▸ Your goal:
If a record holds a picture, drop the picture and return the rest of the record word for word.

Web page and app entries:
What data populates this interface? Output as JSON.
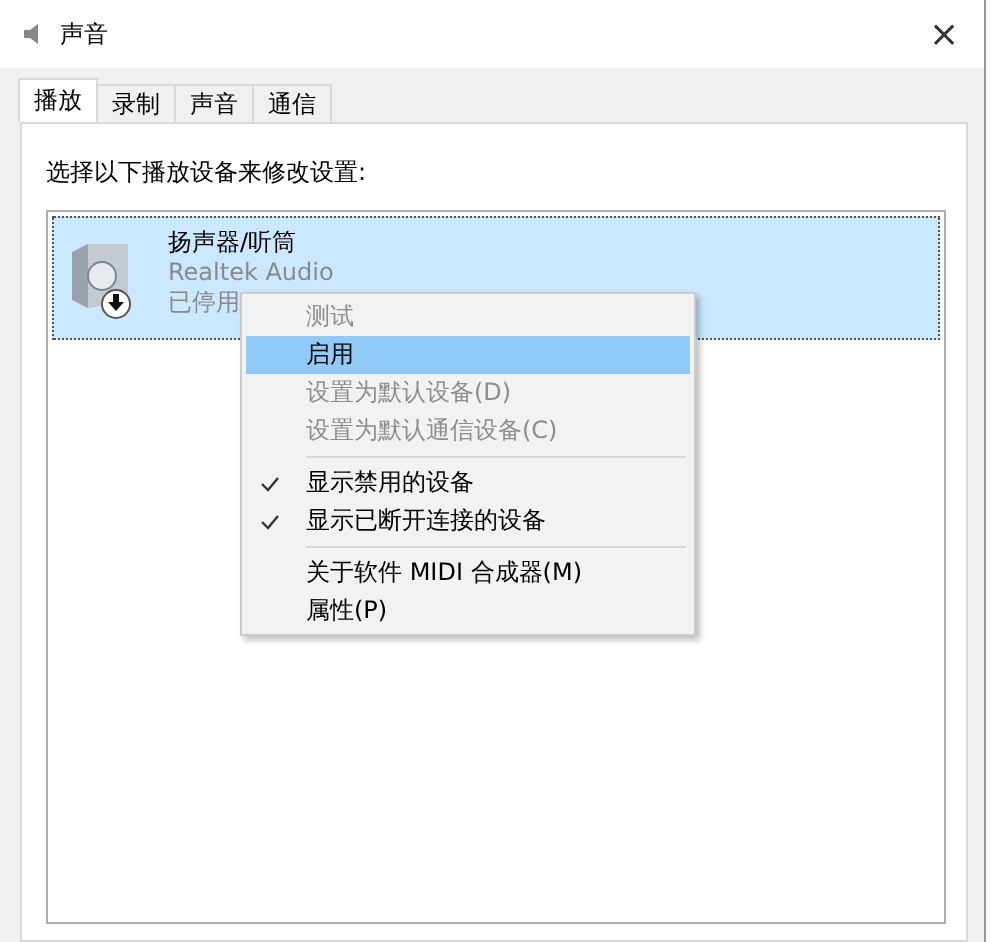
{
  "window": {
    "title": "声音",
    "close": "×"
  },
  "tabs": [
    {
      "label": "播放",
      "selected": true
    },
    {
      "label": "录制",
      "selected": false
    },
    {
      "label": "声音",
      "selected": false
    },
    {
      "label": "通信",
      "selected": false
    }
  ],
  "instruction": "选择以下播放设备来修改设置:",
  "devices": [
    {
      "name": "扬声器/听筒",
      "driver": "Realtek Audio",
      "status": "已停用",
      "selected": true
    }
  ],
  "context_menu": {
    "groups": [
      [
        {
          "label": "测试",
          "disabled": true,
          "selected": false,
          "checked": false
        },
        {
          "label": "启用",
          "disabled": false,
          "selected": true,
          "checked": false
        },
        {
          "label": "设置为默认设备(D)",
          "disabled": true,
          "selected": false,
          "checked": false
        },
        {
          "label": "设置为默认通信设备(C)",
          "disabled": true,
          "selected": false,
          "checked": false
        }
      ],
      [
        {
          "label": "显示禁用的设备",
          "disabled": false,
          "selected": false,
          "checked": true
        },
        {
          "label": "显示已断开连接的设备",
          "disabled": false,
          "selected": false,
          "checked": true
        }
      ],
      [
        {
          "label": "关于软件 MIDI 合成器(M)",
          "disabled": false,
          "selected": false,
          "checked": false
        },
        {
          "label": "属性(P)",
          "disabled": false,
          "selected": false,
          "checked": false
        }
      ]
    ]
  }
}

▸ Output for this task:
What data populates this interface? Output as JSON.
{
  "window": {
    "title": "声音",
    "close": "×"
  },
  "tabs": [
    {
      "label": "播放",
      "selected": true
    },
    {
      "label": "录制",
      "selected": false
    },
    {
      "label": "声音",
      "selected": false
    },
    {
      "label": "通信",
      "selected": false
    }
  ],
  "instruction": "选择以下播放设备来修改设置:",
  "devices": [
    {
      "name": "扬声器/听筒",
      "driver": "Realtek Audio",
      "status": "已停用",
      "selected": true
    }
  ],
  "context_menu": {
    "groups": [
      [
        {
          "label": "测试",
          "disabled": true,
          "selected": false,
          "checked": false
        },
        {
          "label": "启用",
          "disabled": false,
          "selected": true,
          "checked": false
        },
        {
          "label": "设置为默认设备(D)",
          "disabled": true,
          "selected": false,
          "checked": false
        },
        {
          "label": "设置为默认通信设备(C)",
          "disabled": true,
          "selected": false,
          "checked": false
        }
      ],
      [
        {
          "label": "显示禁用的设备",
          "disabled": false,
          "selected": false,
          "checked": true
        },
        {
          "label": "显示已断开连接的设备",
          "disabled": false,
          "selected": false,
          "checked": true
        }
      ],
      [
        {
          "label": "关于软件 MIDI 合成器(M)",
          "disabled": false,
          "selected": false,
          "checked": false
        },
        {
          "label": "属性(P)",
          "disabled": false,
          "selected": false,
          "checked": false
        }
      ]
    ]
  }
}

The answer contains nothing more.